IZA DP No. 6884: The Impact of Managerial Change on Performance: The Role of Team Heterogeneity
published in: Economic Inquiry 54(2), 1128-119, 2016

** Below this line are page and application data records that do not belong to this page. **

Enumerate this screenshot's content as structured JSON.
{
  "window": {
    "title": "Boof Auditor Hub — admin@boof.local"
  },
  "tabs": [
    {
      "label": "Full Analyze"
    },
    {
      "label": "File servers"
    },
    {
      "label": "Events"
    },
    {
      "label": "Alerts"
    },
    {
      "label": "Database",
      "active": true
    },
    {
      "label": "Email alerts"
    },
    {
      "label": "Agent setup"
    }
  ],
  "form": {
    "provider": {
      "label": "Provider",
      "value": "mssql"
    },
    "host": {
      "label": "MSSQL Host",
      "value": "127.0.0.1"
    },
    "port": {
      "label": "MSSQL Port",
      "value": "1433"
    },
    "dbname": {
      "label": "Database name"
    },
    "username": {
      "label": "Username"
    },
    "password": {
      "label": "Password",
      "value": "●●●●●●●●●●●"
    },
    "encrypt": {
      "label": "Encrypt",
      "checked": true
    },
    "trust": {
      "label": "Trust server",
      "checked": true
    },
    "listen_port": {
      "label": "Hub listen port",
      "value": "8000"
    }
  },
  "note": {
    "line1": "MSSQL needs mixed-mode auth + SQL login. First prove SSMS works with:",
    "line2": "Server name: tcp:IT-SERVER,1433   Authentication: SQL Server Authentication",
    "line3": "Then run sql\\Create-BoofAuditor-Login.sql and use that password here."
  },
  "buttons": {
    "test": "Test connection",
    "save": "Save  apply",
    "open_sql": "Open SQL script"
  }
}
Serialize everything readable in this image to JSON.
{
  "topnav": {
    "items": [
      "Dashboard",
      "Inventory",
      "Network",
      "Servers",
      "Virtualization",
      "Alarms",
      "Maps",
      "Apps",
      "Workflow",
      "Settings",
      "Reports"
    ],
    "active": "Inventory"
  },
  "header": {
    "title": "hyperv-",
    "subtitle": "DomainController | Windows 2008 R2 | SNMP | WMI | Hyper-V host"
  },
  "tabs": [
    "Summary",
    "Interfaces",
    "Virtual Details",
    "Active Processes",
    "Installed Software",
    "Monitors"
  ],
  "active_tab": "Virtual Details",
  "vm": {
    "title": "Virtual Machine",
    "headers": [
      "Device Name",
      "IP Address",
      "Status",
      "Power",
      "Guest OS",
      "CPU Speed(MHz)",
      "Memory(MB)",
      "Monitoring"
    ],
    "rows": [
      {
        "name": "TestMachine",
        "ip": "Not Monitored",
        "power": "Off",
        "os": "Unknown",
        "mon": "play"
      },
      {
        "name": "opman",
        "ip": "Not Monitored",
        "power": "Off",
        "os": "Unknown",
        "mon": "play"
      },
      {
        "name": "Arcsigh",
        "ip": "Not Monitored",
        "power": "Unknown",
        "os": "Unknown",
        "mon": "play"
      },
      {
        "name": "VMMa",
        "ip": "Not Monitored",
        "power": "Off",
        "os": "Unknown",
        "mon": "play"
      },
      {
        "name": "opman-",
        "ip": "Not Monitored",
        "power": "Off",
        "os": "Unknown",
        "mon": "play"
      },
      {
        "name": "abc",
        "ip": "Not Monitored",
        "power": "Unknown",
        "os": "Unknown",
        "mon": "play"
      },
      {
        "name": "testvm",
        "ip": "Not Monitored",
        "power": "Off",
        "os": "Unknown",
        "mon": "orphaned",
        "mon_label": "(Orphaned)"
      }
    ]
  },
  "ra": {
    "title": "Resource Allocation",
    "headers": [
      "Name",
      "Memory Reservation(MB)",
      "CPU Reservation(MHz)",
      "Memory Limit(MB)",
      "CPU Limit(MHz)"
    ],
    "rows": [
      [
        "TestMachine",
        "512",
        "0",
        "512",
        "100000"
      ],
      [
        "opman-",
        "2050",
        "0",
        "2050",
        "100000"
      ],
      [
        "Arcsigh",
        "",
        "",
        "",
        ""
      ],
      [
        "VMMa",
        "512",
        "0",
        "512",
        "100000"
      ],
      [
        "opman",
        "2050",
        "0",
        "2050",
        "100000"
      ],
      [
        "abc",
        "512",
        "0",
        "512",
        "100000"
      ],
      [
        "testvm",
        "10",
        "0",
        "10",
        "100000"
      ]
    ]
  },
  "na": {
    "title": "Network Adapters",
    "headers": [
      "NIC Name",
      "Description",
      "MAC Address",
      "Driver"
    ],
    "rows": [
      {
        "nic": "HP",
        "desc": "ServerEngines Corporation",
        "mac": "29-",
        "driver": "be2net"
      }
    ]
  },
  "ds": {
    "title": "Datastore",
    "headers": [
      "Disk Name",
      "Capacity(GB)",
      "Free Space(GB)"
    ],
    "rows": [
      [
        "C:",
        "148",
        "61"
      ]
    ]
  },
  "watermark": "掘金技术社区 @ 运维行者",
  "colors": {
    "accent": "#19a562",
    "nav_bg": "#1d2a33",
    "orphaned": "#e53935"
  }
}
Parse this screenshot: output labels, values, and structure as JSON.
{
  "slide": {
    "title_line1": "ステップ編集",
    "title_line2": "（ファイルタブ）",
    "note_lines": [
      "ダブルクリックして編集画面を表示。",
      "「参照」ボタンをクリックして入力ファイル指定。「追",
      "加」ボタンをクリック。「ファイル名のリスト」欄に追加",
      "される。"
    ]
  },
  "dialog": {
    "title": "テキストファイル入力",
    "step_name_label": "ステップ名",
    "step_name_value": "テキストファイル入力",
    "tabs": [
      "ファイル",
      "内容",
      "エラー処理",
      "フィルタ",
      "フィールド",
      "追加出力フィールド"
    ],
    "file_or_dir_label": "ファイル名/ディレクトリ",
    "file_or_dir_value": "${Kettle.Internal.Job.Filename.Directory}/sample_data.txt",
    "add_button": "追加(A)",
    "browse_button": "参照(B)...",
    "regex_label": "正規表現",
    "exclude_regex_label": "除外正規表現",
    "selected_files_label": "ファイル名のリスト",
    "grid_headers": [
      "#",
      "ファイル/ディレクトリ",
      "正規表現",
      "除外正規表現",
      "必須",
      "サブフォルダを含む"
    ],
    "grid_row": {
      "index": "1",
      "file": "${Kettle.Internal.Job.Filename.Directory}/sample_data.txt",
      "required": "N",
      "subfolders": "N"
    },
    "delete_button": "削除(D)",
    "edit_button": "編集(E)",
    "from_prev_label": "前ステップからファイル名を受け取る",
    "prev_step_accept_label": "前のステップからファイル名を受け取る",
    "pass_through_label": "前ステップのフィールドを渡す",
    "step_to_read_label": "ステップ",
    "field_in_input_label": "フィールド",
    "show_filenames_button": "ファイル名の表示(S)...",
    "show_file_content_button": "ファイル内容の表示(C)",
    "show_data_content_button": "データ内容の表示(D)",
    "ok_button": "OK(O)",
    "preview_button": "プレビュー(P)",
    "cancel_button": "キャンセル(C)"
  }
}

When a key responsibility of a manager is to allocate more or less attractive tasks to subordinates, these subordinates have an incentive to work hard and demonstrate their talents. As a new manager is less well acquainted with these talents this incentive mechanism is reinvigorated after a management change – but only when the team is sufficiently homogenous. Otherwise, a new manager quickly makes similar choices as the old one did. We investigate this hypothesis using a large data set on coach dismissals in the German football league where the selection of players is indeed a key task of the coach. Indeed, we find substantial evidence that coach replacements enhance team performance (only) in homogenous teams. Moreover, from a methodological point of view, we argue that there is typically a negative selection bias when evaluating succession effects, which might reconcile previous findings of no (or even negative) effects with the vast number of dismissals observed in reality.